Development is Shortsighted

The best HR organizations view frontline leadership as a springboard to higher-level roles and the most promising frontline leaders as future senior leaders. In fact, 73 percent of organizations who reported having very high quality frontline development programs were developing these leaders for future roles. So focusing on preparing high-potential frontline leaders early in their careers for higher-level positions makes sense.

Only 19 percent of respondents felt their leadership development quality was high or very high and only 18 percent felt they had a supply of capable employees to fill frontline leadership roles. Organizations which rated development as low described their frontline leaders as unprepared, indecisive, scattered and scared.  But organizations rating their development quality as high and felt they had a strong bench, referred to their leaders as capable, confident, ambitious and innovative.

The research also found that leadership development should not be a one-time event. Organizations that implemented a “learning journey” approach to training and development (including on-the-job training, learning from others and coaches, and formal training events), increase the perception of their development quality by more than 90 percent.  And when programs are higher quality, confidence in frontline leaders to ensure the future success of the organization grows. Organizations using the learning journey approach to develop their frontline leaders are nearly three times more confident in that level of leadership.

“Organizations who get it right are finding ways to engage their leaders before, during and after the formal development events with the right mix of methodologies,” said Wellins. “Creating a culture of continuous learning in their organizations enables companies to better prepare and develop their frontline leaders, and reap the benefits of being above average.”

View the full research ,Be Better than Average: The State of Frontline Leadership.

Available for interviews

Richard Wellins, Senior Vice President, DDI

Research charts available: Click for full-sized image
1. How do you refer to your frontline leaders?
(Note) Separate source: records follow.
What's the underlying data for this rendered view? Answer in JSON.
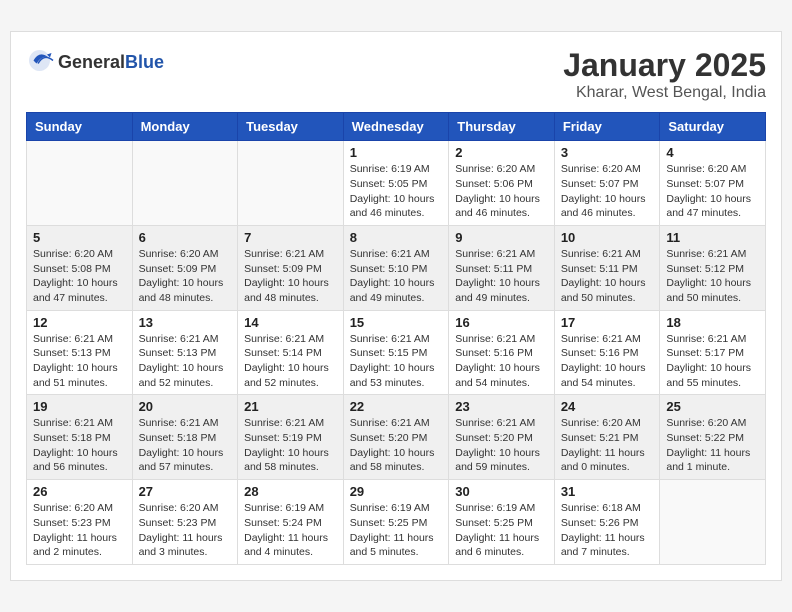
{
  "header": {
    "logo_general": "General",
    "logo_blue": "Blue",
    "month_title": "January 2025",
    "location": "Kharar, West Bengal, India"
  },
  "weekdays": [
    "Sunday",
    "Monday",
    "Tuesday",
    "Wednesday",
    "Thursday",
    "Friday",
    "Saturday"
  ],
  "weeks": [
    [
      {
        "day": "",
        "info": ""
      },
      {
        "day": "",
        "info": ""
      },
      {
        "day": "",
        "info": ""
      },
      {
        "day": "1",
        "info": "Sunrise: 6:19 AM\nSunset: 5:05 PM\nDaylight: 10 hours\nand 46 minutes."
      },
      {
        "day": "2",
        "info": "Sunrise: 6:20 AM\nSunset: 5:06 PM\nDaylight: 10 hours\nand 46 minutes."
      },
      {
        "day": "3",
        "info": "Sunrise: 6:20 AM\nSunset: 5:07 PM\nDaylight: 10 hours\nand 46 minutes."
      },
      {
        "day": "4",
        "info": "Sunrise: 6:20 AM\nSunset: 5:07 PM\nDaylight: 10 hours\nand 47 minutes."
      }
    ],
    [
      {
        "day": "5",
        "info": "Sunrise: 6:20 AM\nSunset: 5:08 PM\nDaylight: 10 hours\nand 47 minutes."
      },
      {
        "day": "6",
        "info": "Sunrise: 6:20 AM\nSunset: 5:09 PM\nDaylight: 10 hours\nand 48 minutes."
      },
      {
        "day": "7",
        "info": "Sunrise: 6:21 AM\nSunset: 5:09 PM\nDaylight: 10 hours\nand 48 minutes."
      },
      {
        "day": "8",
        "info": "Sunrise: 6:21 AM\nSunset: 5:10 PM\nDaylight: 10 hours\nand 49 minutes."
      },
      {
        "day": "9",
        "info": "Sunrise: 6:21 AM\nSunset: 5:11 PM\nDaylight: 10 hours\nand 49 minutes."
      },
      {
        "day": "10",
        "info": "Sunrise: 6:21 AM\nSunset: 5:11 PM\nDaylight: 10 hours\nand 50 minutes."
      },
      {
        "day": "11",
        "info": "Sunrise: 6:21 AM\nSunset: 5:12 PM\nDaylight: 10 hours\nand 50 minutes."
      }
    ],
    [
      {
        "day": "12",
        "info": "Sunrise: 6:21 AM\nSunset: 5:13 PM\nDaylight: 10 hours\nand 51 minutes."
      },
      {
        "day": "13",
        "info": "Sunrise: 6:21 AM\nSunset: 5:13 PM\nDaylight: 10 hours\nand 52 minutes."
      },
      {
        "day": "14",
        "info": "Sunrise: 6:21 AM\nSunset: 5:14 PM\nDaylight: 10 hours\nand 52 minutes."
      },
      {
        "day": "15",
        "info": "Sunrise: 6:21 AM\nSunset: 5:15 PM\nDaylight: 10 hours\nand 53 minutes."
      },
      {
        "day": "16",
        "info": "Sunrise: 6:21 AM\nSunset: 5:16 PM\nDaylight: 10 hours\nand 54 minutes."
      },
      {
        "day": "17",
        "info": "Sunrise: 6:21 AM\nSunset: 5:16 PM\nDaylight: 10 hours\nand 54 minutes."
      },
      {
        "day": "18",
        "info": "Sunrise: 6:21 AM\nSunset: 5:17 PM\nDaylight: 10 hours\nand 55 minutes."
      }
    ],
    [
      {
        "day": "19",
        "info": "Sunrise: 6:21 AM\nSunset: 5:18 PM\nDaylight: 10 hours\nand 56 minutes."
      },
      {
        "day": "20",
        "info": "Sunrise: 6:21 AM\nSunset: 5:18 PM\nDaylight: 10 hours\nand 57 minutes."
      },
      {
        "day": "21",
        "info": "Sunrise: 6:21 AM\nSunset: 5:19 PM\nDaylight: 10 hours\nand 58 minutes."
      },
      {
        "day": "22",
        "info": "Sunrise: 6:21 AM\nSunset: 5:20 PM\nDaylight: 10 hours\nand 58 minutes."
      },
      {
        "day": "23",
        "info": "Sunrise: 6:21 AM\nSunset: 5:20 PM\nDaylight: 10 hours\nand 59 minutes."
      },
      {
        "day": "24",
        "info": "Sunrise: 6:20 AM\nSunset: 5:21 PM\nDaylight: 11 hours\nand 0 minutes."
      },
      {
        "day": "25",
        "info": "Sunrise: 6:20 AM\nSunset: 5:22 PM\nDaylight: 11 hours\nand 1 minute."
      }
    ],
    [
      {
        "day": "26",
        "info": "Sunrise: 6:20 AM\nSunset: 5:23 PM\nDaylight: 11 hours\nand 2 minutes."
      },
      {
        "day": "27",
        "info": "Sunrise: 6:20 AM\nSunset: 5:23 PM\nDaylight: 11 hours\nand 3 minutes."
      },
      {
        "day": "28",
        "info": "Sunrise: 6:19 AM\nSunset: 5:24 PM\nDaylight: 11 hours\nand 4 minutes."
      },
      {
        "day": "29",
        "info": "Sunrise: 6:19 AM\nSunset: 5:25 PM\nDaylight: 11 hours\nand 5 minutes."
      },
      {
        "day": "30",
        "info": "Sunrise: 6:19 AM\nSunset: 5:25 PM\nDaylight: 11 hours\nand 6 minutes."
      },
      {
        "day": "31",
        "info": "Sunrise: 6:18 AM\nSunset: 5:26 PM\nDaylight: 11 hours\nand 7 minutes."
      },
      {
        "day": "",
        "info": ""
      }
    ]
  ]
}
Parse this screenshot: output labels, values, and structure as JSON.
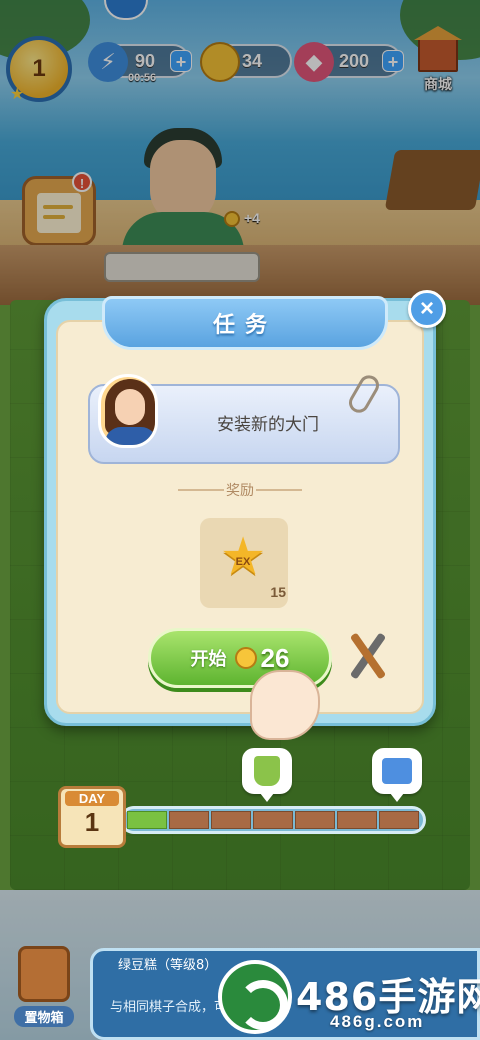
{
  "hud": {
    "level": "1",
    "energy": {
      "value": "90",
      "timer": "00:56",
      "icon": "lightning-icon"
    },
    "coins": {
      "value": "34",
      "icon": "coin-icon"
    },
    "gems": {
      "value": "200",
      "icon": "gem-icon"
    },
    "shop_label": "商城"
  },
  "scene": {
    "coin_gain": "+4"
  },
  "task_modal": {
    "title": "任务",
    "close_icon": "×",
    "task_text": "安装新的大门",
    "reward_label": "奖励",
    "reward": {
      "badge": "EX",
      "count": "15"
    },
    "start_button": {
      "label": "开始",
      "cost": "26"
    }
  },
  "day_progress": {
    "day_label": "DAY",
    "day_number": "1",
    "segments_total": 7,
    "segments_filled": 1
  },
  "bottom": {
    "storage_label": "置物箱",
    "item_title": "绿豆糕（等级8）",
    "item_desc": "与相同棋子合成，可"
  },
  "watermark": {
    "brand": "486手游网",
    "url": "486g.com"
  },
  "colors": {
    "accent_blue": "#5aa3e0",
    "start_green": "#5eb430",
    "panel_cream": "#f7ecd2"
  }
}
How do you refer to your frontline leaders?
2. Most common reasons frontline leaders fail Most common reasons frontline leaders fail

About Development Dimensions International (DDI)
Founded in 1970, Development Dimensions International, a global human resources consulting firm, helps organizations close the gap between today’s talent capability and future talent needs. DDI’s expertise includes designing and implementing selection systems, and identifying and developing frontline to executive leadership talent. With more than 1,000 associates in 42 offices in 26 countries, the firm advises half of the Fortune 500. For more information:

About, the largest global social networking and resource site for HR Professionals, is the only place where IHR (Institute for Human Resources), HRCI/SHRM and WorldatWork credits can be earned all at the same time for no cost. is committed to providing a deeper understanding of the HR function for their 220,000+ members by offering 23 Certification Programs, 1700+ webcasts, 230+ virtual conferences, guaranteed pass PHR/SPHR exam prep course, blogs, community networks, industry news and advisory boards.

About The Institute for Human Resources
The Institute for Human Resources focuses on education, online certification, and career development in the HR profession. IHR currently covers 23 key HR verticals ranging from Social Media and Employee Communications to Leadership, Rewards and Recognition, Quality of Hire, Health and Safety, and others. Each program provides a full list of education, virtual events, and accredited certification courses for a 12 -18 month period. Education, training, and certification credits are available with “authorized partners” as well as with educational webcasts and award-winning virtual events.